Is the Satire Actually Funny?
McIndoe impressively commits to the bit while out in public, and his videos are legitimately funny. He turns up at actual protests, or simply in rush hour traffic, carrying signs that bear messages like "PIGEONS ARE LIARS" and throwing off one-liners like, "Your filming me doesn't scare me, the birds do that to me every day anyway!"
The Birds Aren't Real videos are the type of irreverent, outlandish guerrilla comedy made popular among young audiences by the likes of Eric Andre, and sometimes show McIndoe using the movement's batty logic to talk his way out of precarious situations:
As part of his persona, McIndoe leverages the news media's penchant for doing "both sides" coverage, which is often prevalent on issues that don't have two legitimate "sides" — a phenomenon critics refer to as false balance. When asked during an interview with Memphis TV news station WREG whether his movement was satirical, he claimed to be offended by the question.
"I don't think you would say that if I said, birds are real, you know," McIndoe stated. "I don't know why the other side of the argument can't be treated with equal respect."
So, What Is This Thing All About?
The narrative behind the Birds Aren't Real movement, as the website states, is that decades ago, all birds in the U.S. were killed by the CIA and replaced with spy drones in an operation called "Very Large Bird" — so named because the CIA didn't want to get into copyright trouble with the "Sesame Street" character Big Bird. Merchandise sold on the movement's website is hilariously consistent with that theme.
If you ask McIndoe when the movement started, he will tell you it was started in 1976 with a partnership between animal rights and anti-surveillance activists, when the bird-drone program was leaked to the public.
In reality, Birds Aren't Real burst onto the scene in 2017. McIndoe told us that although Birds Aren't Real members were attending other demonstrations at that time, but the Women's March in Memphis, Tennessee, in 2017 was the first time it got the attention of the internet.
Hill, the student magazine for McIndoe's alma mater, the University of Arkansas, ran a detailed profile of the movement's beginnings, describing how McIndoe and a group of friends spontaneously chose that protest for a Birds Aren't Real "demonstration" of their own:
"I’d always wanted to go to a rally and hold up a poster that had nothing to do with what the rally was about," McIndoe told journalist Roberts.
The magazine described how, three months after the Women's March, McIndoe began creating social media accounts for the movement, and as it gained traction, so did the demand for merchandise, at which time McIndoe and his friend Ray Schillawski realized there was business potential behind the meme.
In his email to Snopes, McIndoe said he is currently living on the road in his van emblazoned with the Birds Aren't Real logo.
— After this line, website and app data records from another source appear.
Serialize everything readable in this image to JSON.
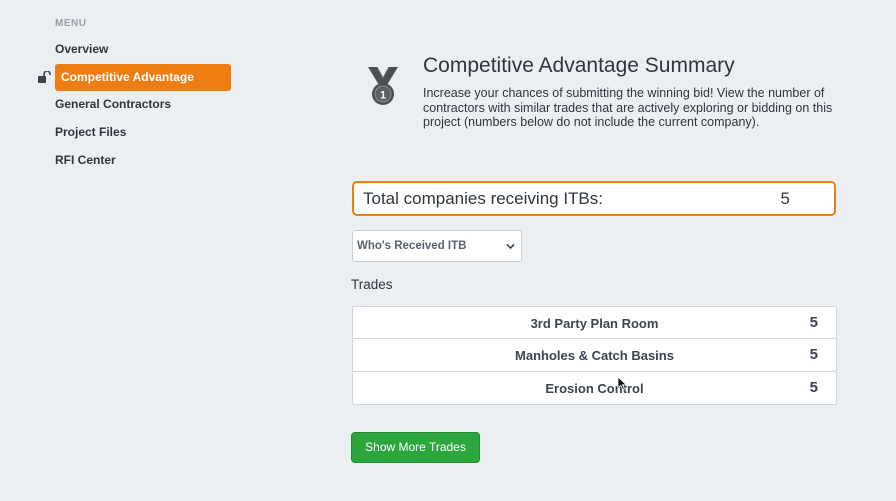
{
  "sidebar": {
    "menu_label": "MENU",
    "items": [
      {
        "label": "Overview"
      },
      {
        "label": "Competitive Advantage",
        "active": true
      },
      {
        "label": "General Contractors"
      },
      {
        "label": "Project Files"
      },
      {
        "label": "RFI Center"
      }
    ]
  },
  "header": {
    "icon": "medal-icon",
    "title": "Competitive Advantage Summary",
    "description": "Increase your chances of submitting the winning bid! View the number of contractors with similar trades that are actively exploring or bidding on this project (numbers below do not include the current company)."
  },
  "total": {
    "label": "Total companies receiving ITBs:",
    "value": "5"
  },
  "filter": {
    "selected": "Who's Received ITB"
  },
  "trades": {
    "label": "Trades",
    "rows": [
      {
        "name": "3rd Party Plan Room",
        "count": "5"
      },
      {
        "name": "Manholes & Catch Basins",
        "count": "5"
      },
      {
        "name": "Erosion Control",
        "count": "5"
      }
    ]
  },
  "actions": {
    "show_more": "Show More Trades"
  },
  "colors": {
    "accent": "#ee7d12",
    "button_green": "#2da63d",
    "background": "#ebeff2"
  }
}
He said he attended the University of Arkansas for two years, majoring in psychology, but dropped out in 2018 to be the full-time spokesman for the Birds Aren't Real movement.
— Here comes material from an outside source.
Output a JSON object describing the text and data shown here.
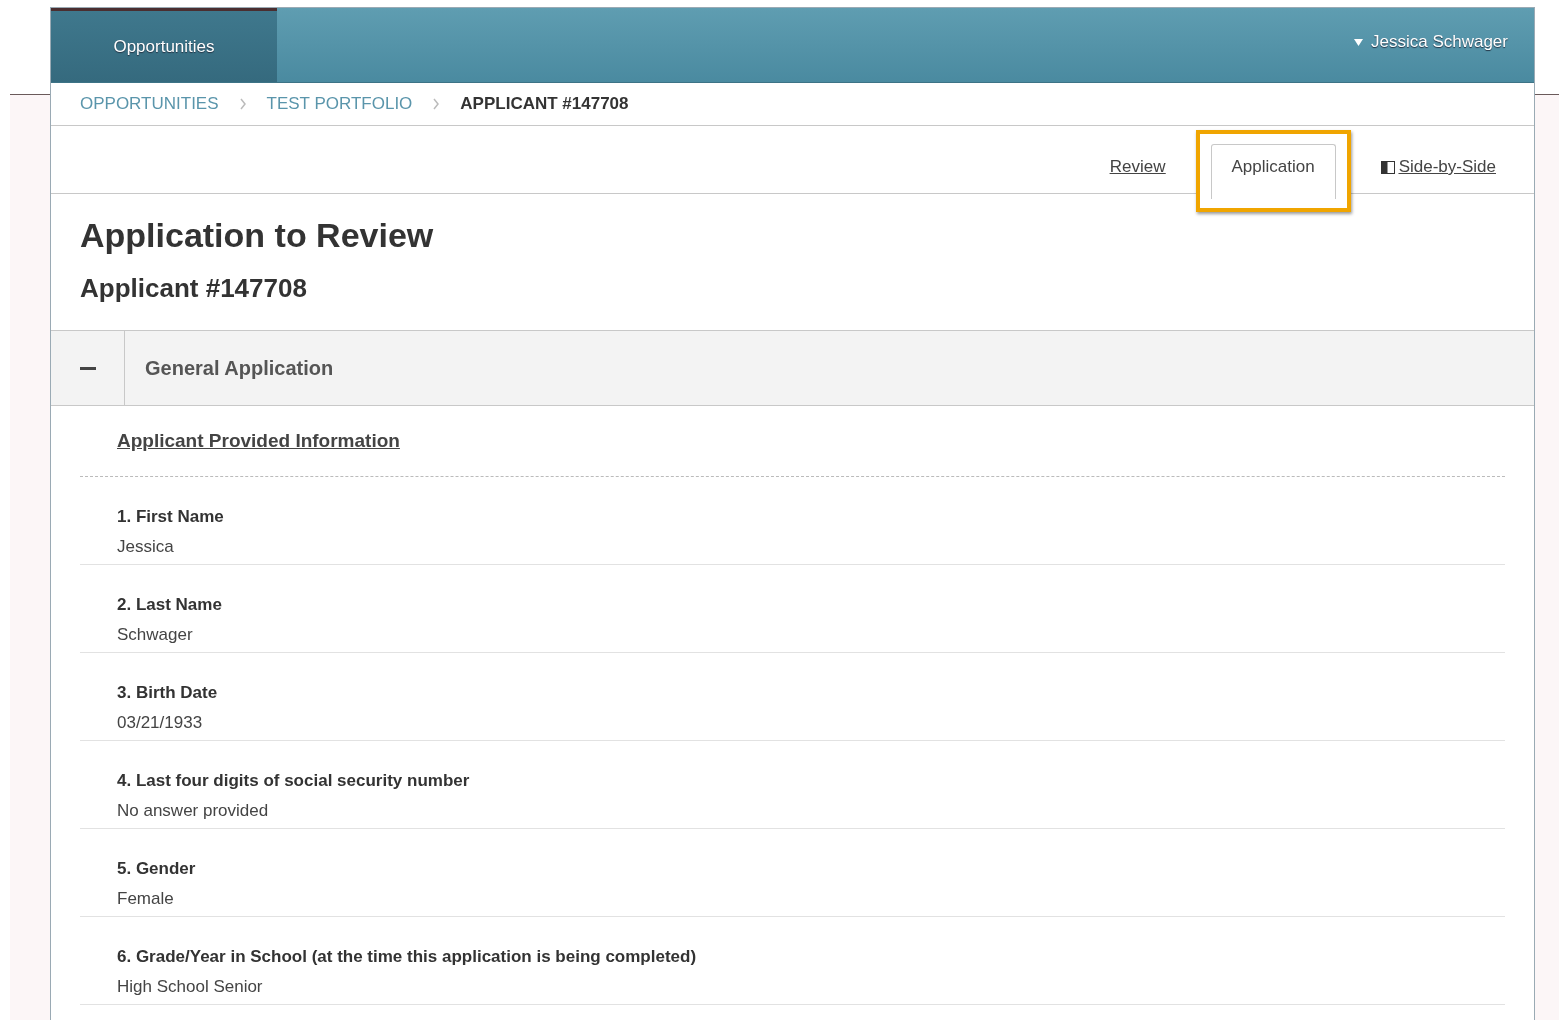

To date, McIndoe said there are about 50 Birds Aren't Real chapters in the U.S., while there have been about 30 in-person gatherings, which have comprised rallies, seminars and protests. The events are attended by an average of 150 people.
In the 2018 interview with Roberts, McIndoe explained that many have attempted to apply their own ideological lens to the movement when trying to interpret what exactly it pokes fun at. But he pointed to a bigger picture:
"It’s about the ideology and this crazed era that we’re experiencing, and it seems so surreal," he is quoted saying. "I’m trying to capture that same sense of surrealness in my videos by blending fiction and reality."
Based on the readers asking us what's real and what's fiction about the movement, it appears McIndoe has succeeded.